● Your objective
Please reproduce the data exactly and omit the pictures.
● ● ● ●
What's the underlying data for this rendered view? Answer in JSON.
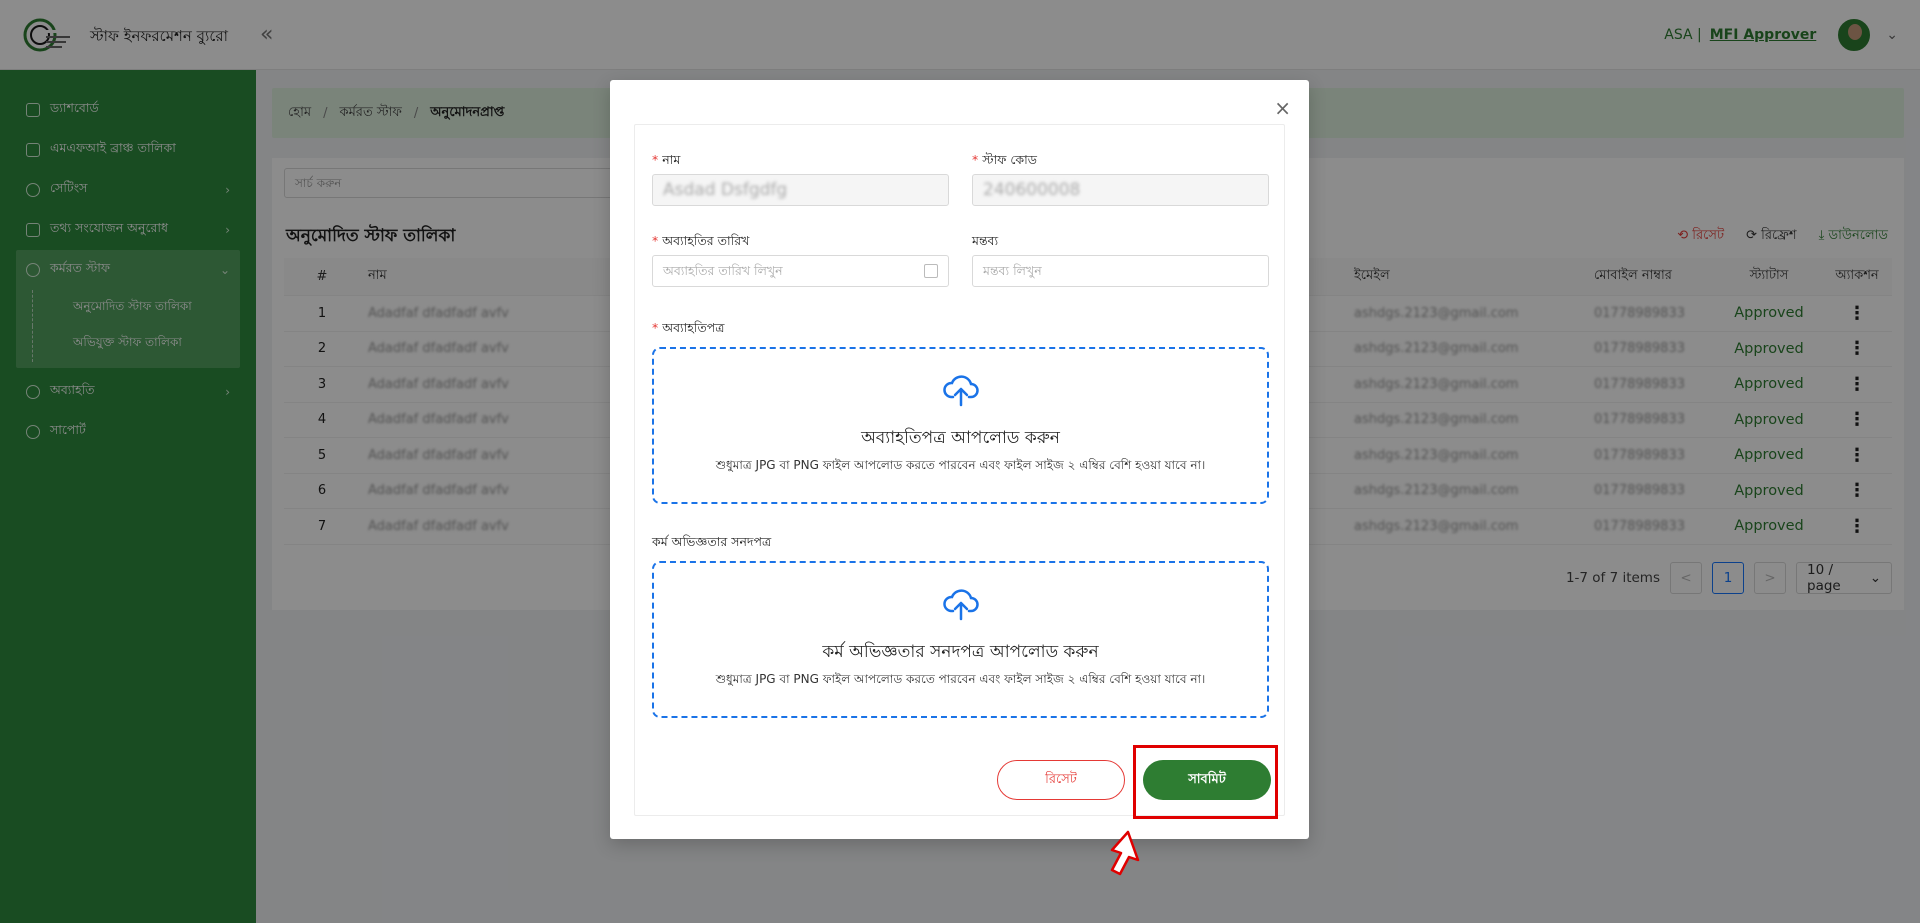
{
  "header": {
    "brand": "স্টাফ ইনফরমেশন ব্যুরো",
    "collapse_icon": "«",
    "org": "ASA |",
    "role": "MFI Approver",
    "chevron": "⌄"
  },
  "sidebar": {
    "items": [
      {
        "label": "ড্যাশবোর্ড"
      },
      {
        "label": "এমএফআই ব্রাঞ্চ তালিকা"
      },
      {
        "label": "সেটিংস"
      },
      {
        "label": "তথ্য সংযোজন অনুরোধ"
      },
      {
        "label": "কর্মরত স্টাফ"
      },
      {
        "label": "অব্যাহতি"
      },
      {
        "label": "সাপোর্ট"
      }
    ],
    "sub_items": [
      {
        "label": "অনুমোদিত স্টাফ তালিকা"
      },
      {
        "label": "অভিযুক্ত স্টাফ তালিকা"
      }
    ]
  },
  "breadcrumb": {
    "home": "হোম",
    "parent": "কর্মরত স্টাফ",
    "current": "অনুমোদনপ্রাপ্ত",
    "sep": "/"
  },
  "main": {
    "search_placeholder": "সার্চ করুন",
    "title": "অনুমোদিত স্টাফ তালিকা",
    "toolbar": {
      "reset": "রিসেট",
      "refresh": "রিফ্রেশ",
      "download": "ডাউনলোড"
    },
    "columns": {
      "num": "#",
      "name": "নাম",
      "email": "ইমেইল",
      "mobile": "মোবাইল নাম্বার",
      "status": "স্ট্যাটাস",
      "action": "অ্যাকশন"
    },
    "rows": [
      {
        "num": "1",
        "name": "Adadfaf dfadfadf avfv",
        "email": "ashdgs.2123@gmail.com",
        "mobile": "01778989833",
        "status": "Approved",
        "action": "⋮"
      },
      {
        "num": "2",
        "name": "Adadfaf dfadfadf avfv",
        "email": "ashdgs.2123@gmail.com",
        "mobile": "01778989833",
        "status": "Approved",
        "action": "⋮"
      },
      {
        "num": "3",
        "name": "Adadfaf dfadfadf avfv",
        "email": "ashdgs.2123@gmail.com",
        "mobile": "01778989833",
        "status": "Approved",
        "action": "⋮"
      },
      {
        "num": "4",
        "name": "Adadfaf dfadfadf avfv",
        "email": "ashdgs.2123@gmail.com",
        "mobile": "01778989833",
        "status": "Approved",
        "action": "⋮"
      },
      {
        "num": "5",
        "name": "Adadfaf dfadfadf avfv",
        "email": "ashdgs.2123@gmail.com",
        "mobile": "01778989833",
        "status": "Approved",
        "action": "⋮"
      },
      {
        "num": "6",
        "name": "Adadfaf dfadfadf avfv",
        "email": "ashdgs.2123@gmail.com",
        "mobile": "01778989833",
        "status": "Approved",
        "action": "⋮"
      },
      {
        "num": "7",
        "name": "Adadfaf dfadfadf avfv",
        "email": "ashdgs.2123@gmail.com",
        "mobile": "01778989833",
        "status": "Approved",
        "action": "⋮"
      }
    ],
    "pagination": {
      "summary": "1-7 of 7 items",
      "prev": "<",
      "page": "1",
      "next": ">",
      "page_size": "10 / page",
      "size_chevron": "⌄"
    }
  },
  "modal": {
    "close": "×",
    "name_label": "নাম",
    "name_value": "Asdad Dsfgdfg",
    "staff_code_label": "স্টাফ কোড",
    "staff_code_value": "240600008",
    "release_date_label": "অব্যাহতির তারিখ",
    "release_date_placeholder": "অব্যাহতির তারিখ লিখুন",
    "comment_label": "মন্তব্য",
    "comment_placeholder": "মন্তব্য লিখুন",
    "release_letter_label": "অব্যাহতিপত্র",
    "release_upload_title": "অব্যাহতিপত্র আপলোড করুন",
    "upload_hint": "শুধুমাত্র JPG বা PNG ফাইল আপলোড করতে পারবেন এবং ফাইল সাইজ ২ এম্বির বেশি হওয়া যাবে না।",
    "experience_label": "কর্ম অভিজ্ঞতার সনদপত্র",
    "experience_upload_title": "কর্ম অভিজ্ঞতার সনদপত্র আপলোড করুন",
    "reset_button": "রিসেট",
    "submit_button": "সাবমিট",
    "required_mark": "*"
  },
  "colors": {
    "brand_green": "#2e8b3e",
    "accent_green": "#2e7d32",
    "danger": "#e53935",
    "upload_blue": "#1a73e8",
    "highlight_red": "#e00000"
  }
}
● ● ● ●
● Response
What's the underlying data for this rendered view? Answer in JSON.
{
  "header": {
    "brand": "স্টাফ ইনফরমেশন ব্যুরো",
    "collapse_icon": "«",
    "org": "ASA |",
    "role": "MFI Approver",
    "chevron": "⌄"
  },
  "sidebar": {
    "items": [
      {
        "label": "ড্যাশবোর্ড"
      },
      {
        "label": "এমএফআই ব্রাঞ্চ তালিকা"
      },
      {
        "label": "সেটিংস"
      },
      {
        "label": "তথ্য সংযোজন অনুরোধ"
      },
      {
        "label": "কর্মরত স্টাফ"
      },
      {
        "label": "অব্যাহতি"
      },
      {
        "label": "সাপোর্ট"
      }
    ],
    "sub_items": [
      {
        "label": "অনুমোদিত স্টাফ তালিকা"
      },
      {
        "label": "অভিযুক্ত স্টাফ তালিকা"
      }
    ]
  },
  "breadcrumb": {
    "home": "হোম",
    "parent": "কর্মরত স্টাফ",
    "current": "অনুমোদনপ্রাপ্ত",
    "sep": "/"
  },
  "main": {
    "search_placeholder": "সার্চ করুন",
    "title": "অনুমোদিত স্টাফ তালিকা",
    "toolbar": {
      "reset": "রিসেট",
      "refresh": "রিফ্রেশ",
      "download": "ডাউনলোড"
    },
    "columns": {
      "num": "#",
      "name": "নাম",
      "email": "ইমেইল",
      "mobile": "মোবাইল নাম্বার",
      "status": "স্ট্যাটাস",
      "action": "অ্যাকশন"
    },
    "rows": [
      {
        "num": "1",
        "name": "Adadfaf dfadfadf avfv",
        "email": "ashdgs.2123@gmail.com",
        "mobile": "01778989833",
        "status": "Approved",
        "action": "⋮"
      },
      {
        "num": "2",
        "name": "Adadfaf dfadfadf avfv",
        "email": "ashdgs.2123@gmail.com",
        "mobile": "01778989833",
        "status": "Approved",
        "action": "⋮"
      },
      {
        "num": "3",
        "name": "Adadfaf dfadfadf avfv",
        "email": "ashdgs.2123@gmail.com",
        "mobile": "01778989833",
        "status": "Approved",
        "action": "⋮"
      },
      {
        "num": "4",
        "name": "Adadfaf dfadfadf avfv",
        "email": "ashdgs.2123@gmail.com",
        "mobile": "01778989833",
        "status": "Approved",
        "action": "⋮"
      },
      {
        "num": "5",
        "name": "Adadfaf dfadfadf avfv",
        "email": "ashdgs.2123@gmail.com",
        "mobile": "01778989833",
        "status": "Approved",
        "action": "⋮"
      },
      {
        "num": "6",
        "name": "Adadfaf dfadfadf avfv",
        "email": "ashdgs.2123@gmail.com",
        "mobile": "01778989833",
        "status": "Approved",
        "action": "⋮"
      },
      {
        "num": "7",
        "name": "Adadfaf dfadfadf avfv",
        "email": "ashdgs.2123@gmail.com",
        "mobile": "01778989833",
        "status": "Approved",
        "action": "⋮"
      }
    ],
    "pagination": {
      "summary": "1-7 of 7 items",
      "prev": "<",
      "page": "1",
      "next": ">",
      "page_size": "10 / page",
      "size_chevron": "⌄"
    }
  },
  "modal": {
    "close": "×",
    "name_label": "নাম",
    "name_value": "Asdad Dsfgdfg",
    "staff_code_label": "স্টাফ কোড",
    "staff_code_value": "240600008",
    "release_date_label": "অব্যাহতির তারিখ",
    "release_date_placeholder": "অব্যাহতির তারিখ লিখুন",
    "comment_label": "মন্তব্য",
    "comment_placeholder": "মন্তব্য লিখুন",
    "release_letter_label": "অব্যাহতিপত্র",
    "release_upload_title": "অব্যাহতিপত্র আপলোড করুন",
    "upload_hint": "শুধুমাত্র JPG বা PNG ফাইল আপলোড করতে পারবেন এবং ফাইল সাইজ ২ এম্বির বেশি হওয়া যাবে না।",
    "experience_label": "কর্ম অভিজ্ঞতার সনদপত্র",
    "experience_upload_title": "কর্ম অভিজ্ঞতার সনদপত্র আপলোড করুন",
    "reset_button": "রিসেট",
    "submit_button": "সাবমিট",
    "required_mark": "*"
  },
  "colors": {
    "brand_green": "#2e8b3e",
    "accent_green": "#2e7d32",
    "danger": "#e53935",
    "upload_blue": "#1a73e8",
    "highlight_red": "#e00000"
  }
}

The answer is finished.